↓↓↓
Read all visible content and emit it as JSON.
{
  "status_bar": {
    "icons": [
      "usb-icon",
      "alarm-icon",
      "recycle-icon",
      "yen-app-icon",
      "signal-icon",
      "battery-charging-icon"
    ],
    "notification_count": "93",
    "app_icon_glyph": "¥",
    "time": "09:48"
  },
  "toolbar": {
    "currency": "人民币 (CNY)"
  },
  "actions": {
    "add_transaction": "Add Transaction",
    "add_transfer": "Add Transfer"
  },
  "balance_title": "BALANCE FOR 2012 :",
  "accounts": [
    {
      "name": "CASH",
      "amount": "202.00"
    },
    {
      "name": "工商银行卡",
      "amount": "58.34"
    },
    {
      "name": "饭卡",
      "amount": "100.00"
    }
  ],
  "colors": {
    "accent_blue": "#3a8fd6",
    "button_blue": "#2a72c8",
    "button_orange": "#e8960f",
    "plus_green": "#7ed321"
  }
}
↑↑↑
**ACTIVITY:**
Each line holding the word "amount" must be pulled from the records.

**PROBLEM SOLUTION:**
      "amount": "202.00"
      "amount": "58.34"
      "amount": "100.00"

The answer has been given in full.